REQUIRED ACTION
When you reach the line with "Transcribe this image's", start repeating the lines exactly and keep going to the end of the records, but drop every picture.
══ RECORDED DATA
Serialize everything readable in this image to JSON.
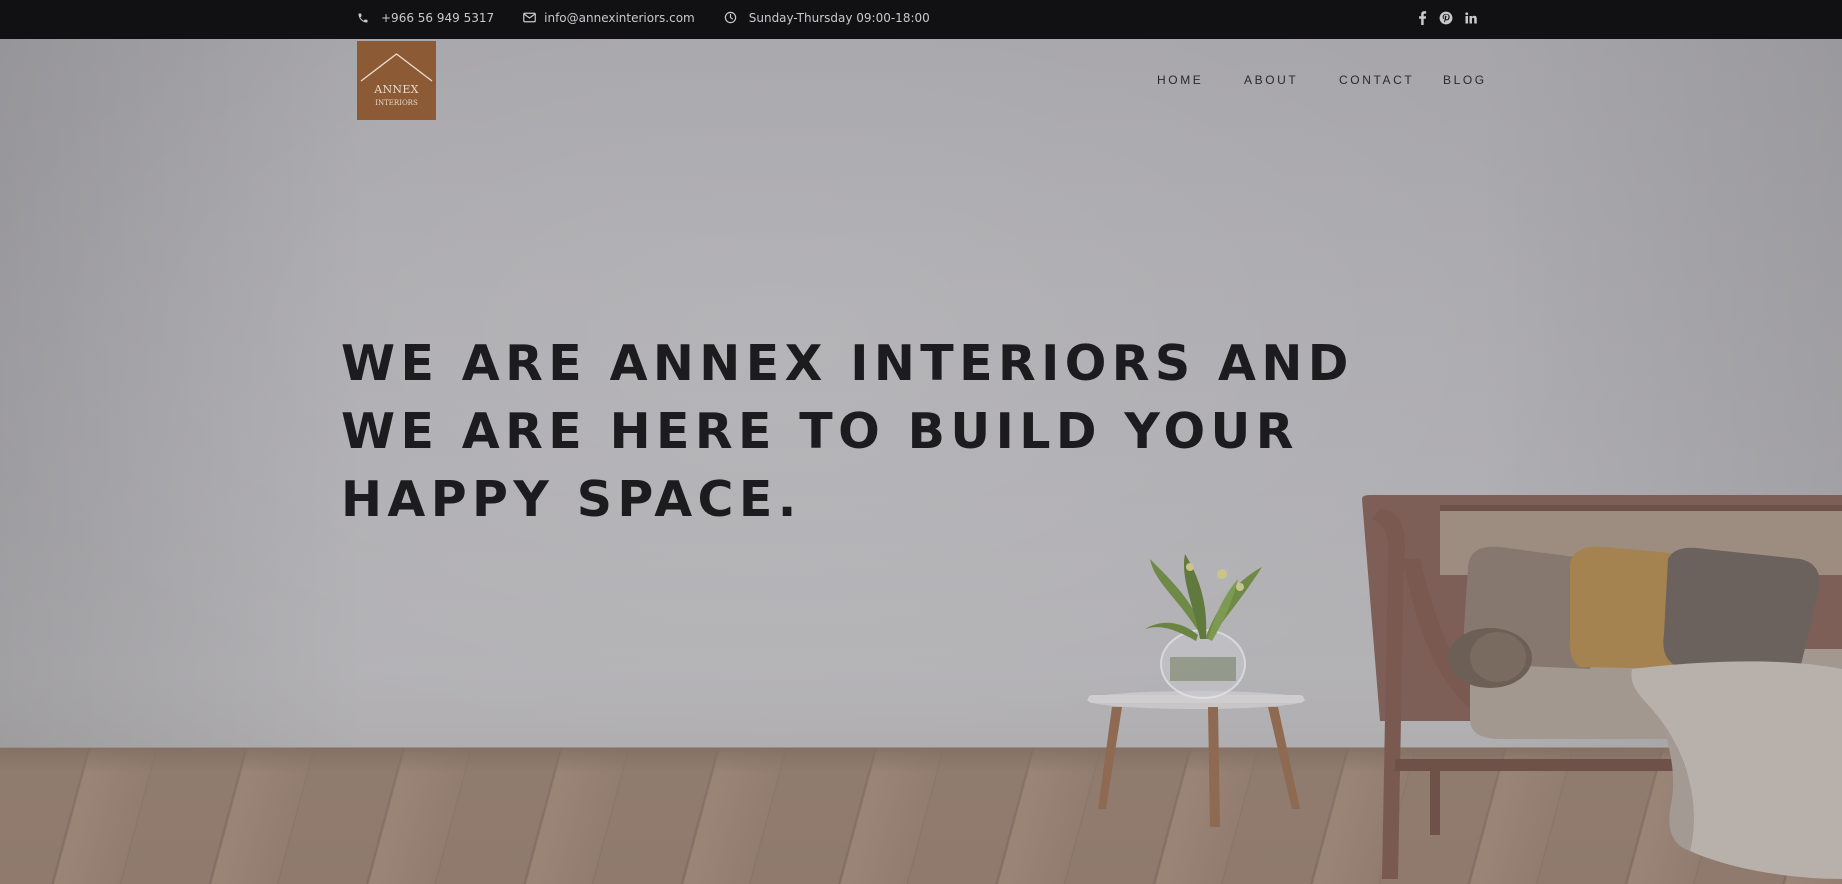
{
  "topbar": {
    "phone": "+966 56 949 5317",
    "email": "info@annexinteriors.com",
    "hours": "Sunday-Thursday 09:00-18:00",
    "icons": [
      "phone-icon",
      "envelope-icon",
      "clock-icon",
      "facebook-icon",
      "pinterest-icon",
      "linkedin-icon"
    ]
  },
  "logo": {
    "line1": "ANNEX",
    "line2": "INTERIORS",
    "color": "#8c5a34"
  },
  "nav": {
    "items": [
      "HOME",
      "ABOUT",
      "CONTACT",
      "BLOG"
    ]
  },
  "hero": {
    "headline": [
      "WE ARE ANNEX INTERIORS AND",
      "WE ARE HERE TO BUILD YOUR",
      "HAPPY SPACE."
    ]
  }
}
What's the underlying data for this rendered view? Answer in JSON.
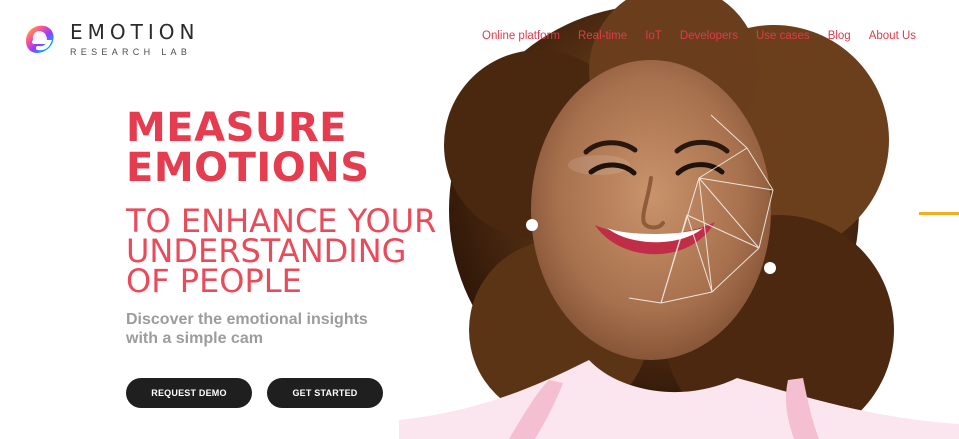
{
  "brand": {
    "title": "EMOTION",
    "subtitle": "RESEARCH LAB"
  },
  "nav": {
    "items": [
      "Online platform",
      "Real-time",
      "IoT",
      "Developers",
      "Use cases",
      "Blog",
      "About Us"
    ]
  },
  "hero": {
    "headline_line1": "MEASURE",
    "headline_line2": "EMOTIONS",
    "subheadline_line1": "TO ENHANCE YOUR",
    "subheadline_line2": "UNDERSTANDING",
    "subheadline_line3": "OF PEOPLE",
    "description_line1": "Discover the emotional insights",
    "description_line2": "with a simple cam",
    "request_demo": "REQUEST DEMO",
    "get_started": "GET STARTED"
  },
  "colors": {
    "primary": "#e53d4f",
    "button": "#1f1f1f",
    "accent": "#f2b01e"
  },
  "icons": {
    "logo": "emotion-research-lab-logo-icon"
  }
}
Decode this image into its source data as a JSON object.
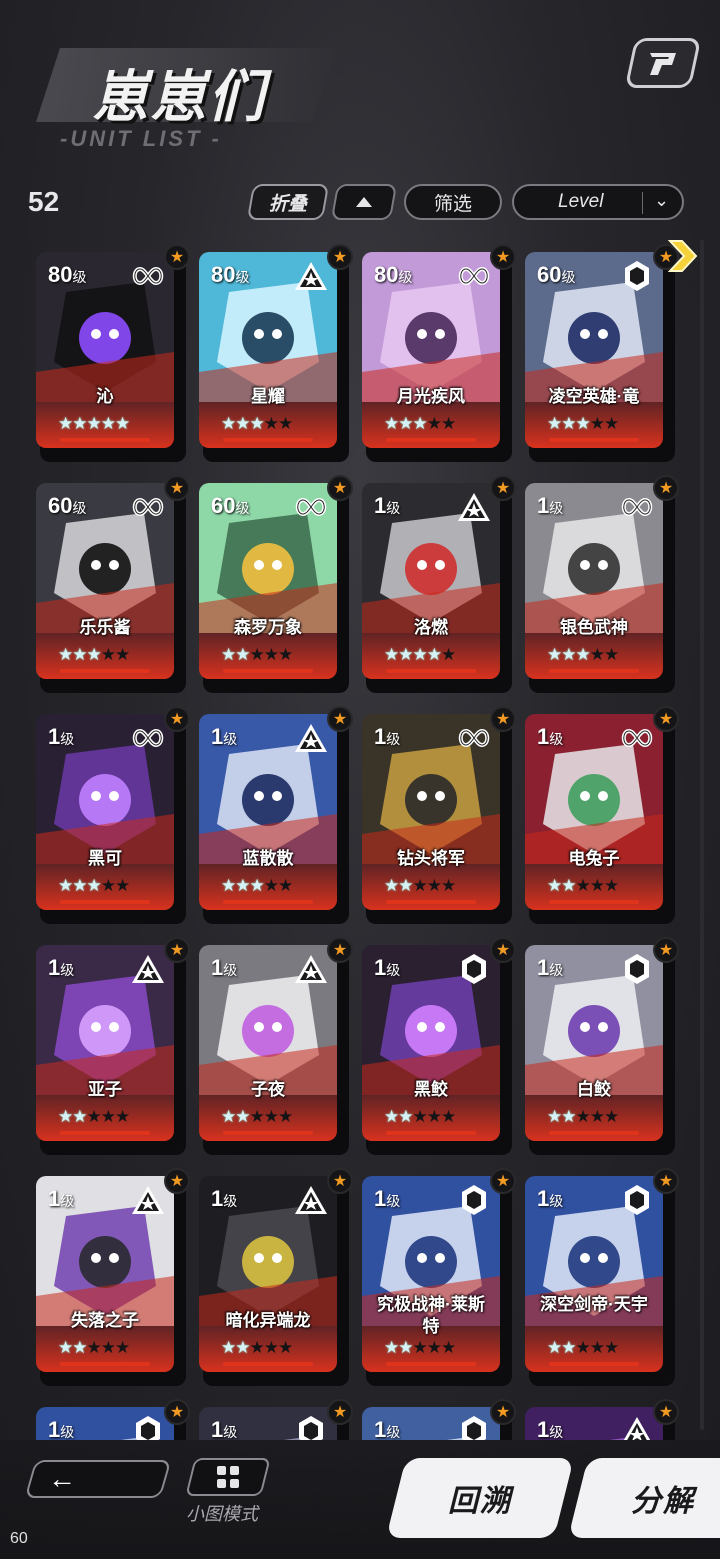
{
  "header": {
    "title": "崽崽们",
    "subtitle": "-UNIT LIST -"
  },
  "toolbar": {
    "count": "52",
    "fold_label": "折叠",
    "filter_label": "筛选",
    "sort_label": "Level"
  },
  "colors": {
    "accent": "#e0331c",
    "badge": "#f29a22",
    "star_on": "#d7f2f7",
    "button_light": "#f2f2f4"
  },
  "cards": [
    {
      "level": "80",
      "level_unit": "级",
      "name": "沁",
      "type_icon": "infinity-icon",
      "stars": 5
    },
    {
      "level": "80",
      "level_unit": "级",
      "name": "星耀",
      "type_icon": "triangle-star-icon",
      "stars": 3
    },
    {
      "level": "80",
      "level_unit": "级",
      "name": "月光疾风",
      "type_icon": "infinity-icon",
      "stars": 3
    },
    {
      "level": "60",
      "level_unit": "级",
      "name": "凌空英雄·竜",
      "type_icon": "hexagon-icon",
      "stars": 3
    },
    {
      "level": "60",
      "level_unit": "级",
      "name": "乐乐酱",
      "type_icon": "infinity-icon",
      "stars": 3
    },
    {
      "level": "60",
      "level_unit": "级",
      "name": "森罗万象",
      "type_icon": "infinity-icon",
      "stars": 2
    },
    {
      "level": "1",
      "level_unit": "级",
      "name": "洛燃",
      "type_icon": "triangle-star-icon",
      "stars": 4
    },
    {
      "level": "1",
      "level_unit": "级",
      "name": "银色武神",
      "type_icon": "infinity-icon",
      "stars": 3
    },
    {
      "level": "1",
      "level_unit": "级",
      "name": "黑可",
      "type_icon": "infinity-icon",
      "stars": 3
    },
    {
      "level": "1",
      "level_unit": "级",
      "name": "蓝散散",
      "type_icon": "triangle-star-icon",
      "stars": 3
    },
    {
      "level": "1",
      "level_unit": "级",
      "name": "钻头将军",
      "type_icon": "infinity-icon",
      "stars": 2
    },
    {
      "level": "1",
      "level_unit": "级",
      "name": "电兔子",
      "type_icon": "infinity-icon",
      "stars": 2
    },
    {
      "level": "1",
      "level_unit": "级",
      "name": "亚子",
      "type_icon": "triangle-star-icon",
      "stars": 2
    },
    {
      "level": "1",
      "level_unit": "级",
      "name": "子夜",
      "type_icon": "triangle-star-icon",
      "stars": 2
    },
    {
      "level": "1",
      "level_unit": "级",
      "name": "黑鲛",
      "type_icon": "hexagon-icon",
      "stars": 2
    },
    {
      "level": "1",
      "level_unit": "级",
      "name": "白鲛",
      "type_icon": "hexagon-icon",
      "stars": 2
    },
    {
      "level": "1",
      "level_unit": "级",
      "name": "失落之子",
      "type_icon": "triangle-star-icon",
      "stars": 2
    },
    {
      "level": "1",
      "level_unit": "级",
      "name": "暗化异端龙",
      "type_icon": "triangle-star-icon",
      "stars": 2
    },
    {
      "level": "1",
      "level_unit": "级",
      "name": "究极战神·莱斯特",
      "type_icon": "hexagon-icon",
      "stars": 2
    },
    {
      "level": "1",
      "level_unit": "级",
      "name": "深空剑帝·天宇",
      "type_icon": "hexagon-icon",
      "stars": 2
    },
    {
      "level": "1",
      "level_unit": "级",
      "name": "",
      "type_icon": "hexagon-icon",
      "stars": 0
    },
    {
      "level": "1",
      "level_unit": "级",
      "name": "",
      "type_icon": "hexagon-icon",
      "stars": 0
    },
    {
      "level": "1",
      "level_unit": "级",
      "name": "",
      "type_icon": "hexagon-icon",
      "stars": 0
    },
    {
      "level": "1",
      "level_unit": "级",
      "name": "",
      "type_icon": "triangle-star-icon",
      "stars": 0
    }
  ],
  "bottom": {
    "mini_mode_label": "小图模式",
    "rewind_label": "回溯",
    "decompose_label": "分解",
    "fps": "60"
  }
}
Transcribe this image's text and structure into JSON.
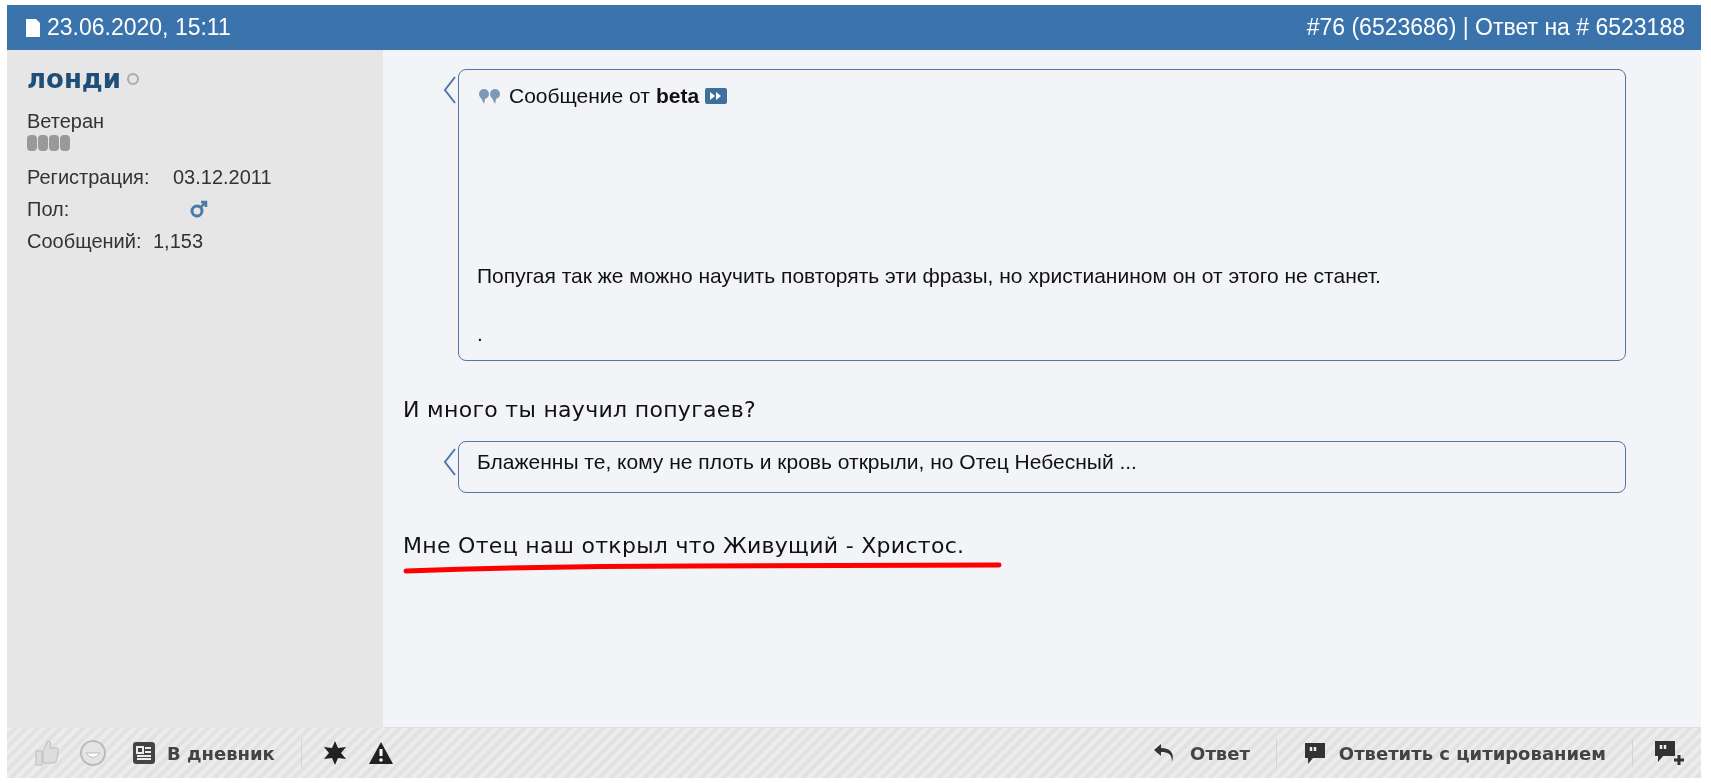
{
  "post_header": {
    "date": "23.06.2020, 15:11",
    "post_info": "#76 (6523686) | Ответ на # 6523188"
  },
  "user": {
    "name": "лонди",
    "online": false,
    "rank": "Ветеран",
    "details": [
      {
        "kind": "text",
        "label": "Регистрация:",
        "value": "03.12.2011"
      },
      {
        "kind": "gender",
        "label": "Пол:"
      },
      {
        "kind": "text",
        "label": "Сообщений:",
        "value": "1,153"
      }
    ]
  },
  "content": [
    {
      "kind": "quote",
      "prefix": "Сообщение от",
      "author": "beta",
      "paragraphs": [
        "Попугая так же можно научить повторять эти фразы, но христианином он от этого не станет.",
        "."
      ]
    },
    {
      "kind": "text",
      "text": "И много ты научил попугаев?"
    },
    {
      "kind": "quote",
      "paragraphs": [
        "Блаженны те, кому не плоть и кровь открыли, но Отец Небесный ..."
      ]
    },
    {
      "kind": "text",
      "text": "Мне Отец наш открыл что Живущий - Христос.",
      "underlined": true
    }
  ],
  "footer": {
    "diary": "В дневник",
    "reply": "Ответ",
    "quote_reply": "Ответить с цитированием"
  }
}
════
RESPONSE TO THE TASK
Transcribe this image's text and structure into JSON.
{
  "post_header": {
    "date": "23.06.2020, 15:11",
    "post_info": "#76 (6523686) | Ответ на # 6523188"
  },
  "user": {
    "name": "лонди",
    "online": false,
    "rank": "Ветеран",
    "details": [
      {
        "kind": "text",
        "label": "Регистрация:",
        "value": "03.12.2011"
      },
      {
        "kind": "gender",
        "label": "Пол:"
      },
      {
        "kind": "text",
        "label": "Сообщений:",
        "value": "1,153"
      }
    ]
  },
  "content": [
    {
      "kind": "quote",
      "prefix": "Сообщение от",
      "author": "beta",
      "paragraphs": [
        "Попугая так же можно научить повторять эти фразы, но христианином он от этого не станет.",
        "."
      ]
    },
    {
      "kind": "text",
      "text": "И много ты научил попугаев?"
    },
    {
      "kind": "quote",
      "paragraphs": [
        "Блаженны те, кому не плоть и кровь открыли, но Отец Небесный ..."
      ]
    },
    {
      "kind": "text",
      "text": "Мне Отец наш открыл что Живущий - Христос.",
      "underlined": true
    }
  ],
  "footer": {
    "diary": "В дневник",
    "reply": "Ответ",
    "quote_reply": "Ответить с цитированием"
  }
}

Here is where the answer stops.